United States Postal Service v. Council of Greenburgh Civic Associations

PETITIONER: United States Postal Service
RESPONDENT: Council of Greenburgh Civic Associations
LOCATION: Larry Flynt’s Hustler Club

DOCKET NO.: 80-608
DECIDED BY: Burger Court (1975-1981)
LOWER COURT:

CITATION: 453 US 114 (1981)
ARGUED: Apr 21, 1981
DECIDED: Jun 25, 1981

ADVOCATES:
Edwin S. Kneedler - on behalf of the Appellant
Jon H. Hammer - on behalf of the Appellees

Facts of the case

Question

Media for United States Postal Service v. Council of Greenburgh Civic Associations

Audio Transcription for Oral Argument - April 21, 1981 in United States Postal Service v. Council of Greenburgh Civic Associations

Warren E. Burger:

We will hear arguments first this morning in United States Postal Service v. Council of Greenburgh Civic Associations.

Mr. Kneedler, I think you may proceed whenever you're ready.

Edwin S. Kneedler:

Thank you, Mr. Chief Justice, and may it please the Court:

This case is here on direct appeal from the United States District Court for the Southern District of New York.

That court held unconstitutional as applied to appellees an act of Congress governing the deposit of materials into letter boxes used by the Postal Service for the delivery of United States mail.

The statutory provision involved is Section 1725 of Title 18, United States Code.

That section prohibits the knowing and willful deposit of any mailable matter on which postage has not been paid into a letter box that has been established by the Postal Service or has been accepted or approved by the Postal Service for the receipt or delivery of mail along any mail route.

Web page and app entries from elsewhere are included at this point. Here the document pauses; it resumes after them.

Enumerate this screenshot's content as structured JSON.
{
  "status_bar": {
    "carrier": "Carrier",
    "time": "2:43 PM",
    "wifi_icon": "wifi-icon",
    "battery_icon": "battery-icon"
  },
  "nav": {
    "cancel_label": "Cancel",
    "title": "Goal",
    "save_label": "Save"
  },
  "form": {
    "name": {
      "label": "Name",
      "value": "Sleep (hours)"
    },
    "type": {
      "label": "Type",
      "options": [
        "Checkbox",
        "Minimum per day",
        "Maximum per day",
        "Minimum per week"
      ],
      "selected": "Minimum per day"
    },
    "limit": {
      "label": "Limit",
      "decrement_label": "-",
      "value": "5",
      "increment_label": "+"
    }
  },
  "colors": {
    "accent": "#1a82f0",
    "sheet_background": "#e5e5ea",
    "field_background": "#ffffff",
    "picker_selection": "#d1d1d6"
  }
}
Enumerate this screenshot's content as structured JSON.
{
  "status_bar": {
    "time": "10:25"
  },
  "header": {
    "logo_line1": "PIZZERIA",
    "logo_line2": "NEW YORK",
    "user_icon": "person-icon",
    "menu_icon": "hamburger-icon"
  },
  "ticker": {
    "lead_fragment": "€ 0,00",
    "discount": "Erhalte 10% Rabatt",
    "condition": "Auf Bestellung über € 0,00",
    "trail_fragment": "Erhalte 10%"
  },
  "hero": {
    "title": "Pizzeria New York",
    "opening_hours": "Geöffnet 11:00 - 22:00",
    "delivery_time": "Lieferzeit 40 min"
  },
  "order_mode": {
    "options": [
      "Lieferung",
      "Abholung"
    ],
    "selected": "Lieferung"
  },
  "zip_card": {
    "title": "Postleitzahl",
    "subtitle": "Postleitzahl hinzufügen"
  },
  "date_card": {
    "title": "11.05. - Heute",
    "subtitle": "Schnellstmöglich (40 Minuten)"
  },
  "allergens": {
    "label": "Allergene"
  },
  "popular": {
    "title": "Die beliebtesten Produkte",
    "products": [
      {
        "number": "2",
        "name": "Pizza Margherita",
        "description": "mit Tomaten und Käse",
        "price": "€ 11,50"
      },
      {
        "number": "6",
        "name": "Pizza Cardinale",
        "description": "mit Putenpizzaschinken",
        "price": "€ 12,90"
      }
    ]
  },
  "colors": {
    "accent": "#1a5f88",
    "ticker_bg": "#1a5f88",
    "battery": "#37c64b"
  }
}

William H. Rehnquist:

And that's true even though the box is privately owned?

Edwin S. Kneedler:

That is correct, Justice Rehnquist.

Potter Stewart:

The box is privately owned, isn't it?

Edwin S. Kneedler:

Well, in general, the boxes are furnished by the mail customer but the Postal Service regulations require the furnishing of an appropriate receptacle for the receipt of mail as a condition to the delivery of mail--

Potter Stewart:

At the customer's expense?

Edwin S. Kneedler:

--At the customer's expense.

There are circumstances, I am informed by the Postal Service, in which the Postal Service itself will construct letter boxes.

This is a program of relatively recent origin.

It occurs particularly in new subdivisions where the builder has perhaps neglected to put in what are called cluster boxes, which are groups of boxes at the end of the block to serve all the houses up the block.

Potter Stewart:

And who pays for those?

Edwin S. Kneedler:

The Postal Service will pay for those letter boxes because there occasionally have been disputes as to whether the builder or the homeowners or whoever--

Thurgood Marshall:

And the Postal Service has the keys?

Edwin S. Kneedler:

--The Postal Service has the keys; that's correct.

Thurgood Marshall:

And the owner does not have the keys?

Edwin S. Kneedler:

Excuse me?

Thurgood Marshall:

The owner does not have a key to the back of it.

He only has a key for the door.

Edwin S. Kneedler:

Right.

The owner would... the person to whom the mailbox pertains would only have a key to his own individual piece of the box.

William J. Brennan, Jr.:

And these cluster boxes have to be lockable, do they not?

Edwin S. Kneedler:

That's correct.

William J. Brennan, Jr.:

There has to be a key on them?

It can't be one that you just pull open?